Man City fail in bid to prevent spending cap as Premier League clubs agree to ‘anchoring’

Will Ford
Pep Guardiola Man City Khaldoon Al Mubarak
Man City were one of three clubs to vote against the new spending cap.

Premier League clubs have agreed in principle to spending cap ‘anchoring’ despite pushback from the Professional Footballers’ Association.

Clubs reportedly voted on Monday to progress to the final stages of a legal and economic analysis of ‘anchoring’ – which will potentially limit expenditure such as player wages, plus agents’ fees and transfer amortisation costs, to a multiple of the central Premier League revenues going to the bottom club.

Man City among trio opposed

The intention of anchoring is to keep the league competitive by preventing the richest clubs dominating.

The drafting of rules around the principle will now also take place, with a view to a further vote at the league’s annual general meeting in June.

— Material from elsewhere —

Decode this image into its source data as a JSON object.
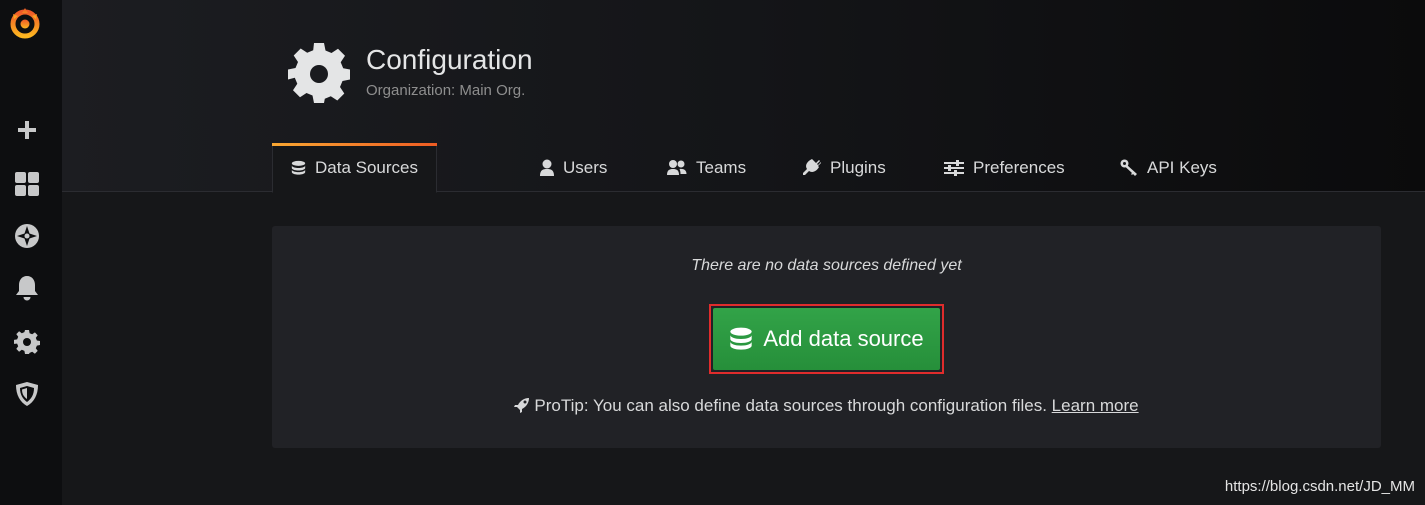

Sources close to Manchester United had indicated prior to the meeting they would oppose it and it was reported Manchester City and Aston Villa also voted against, with Chelsea abstaining.

PFA against ‘hard’ cap

The legal analysis is likely to involve discussions with the PFA, and a spokesperson for the union said on Monday: “We will obviously wait to see further details of these specific proposals, but we have always been clear that we would oppose any measure that would place a ‘hard’ cap on player wages.

“There is an established process in place to ensure that proposals like this, which would directly impact our members, must be properly consulted on.”

It’s claimed that the agreement in principle will anchor club spending to around five times the TV revenue of bottom club.

Clubs have already agreed to sign up to new protocols to replace the existing Profit and Sustainability Rules (PSR) that have seen both Everton and Nottingham Forest hit with points deductions this season.

One of the proposals to replace those FFP rules is a ‘luxury tax’, where those clubs who overspend will have a financial punishment which would increase the more they splash the cash.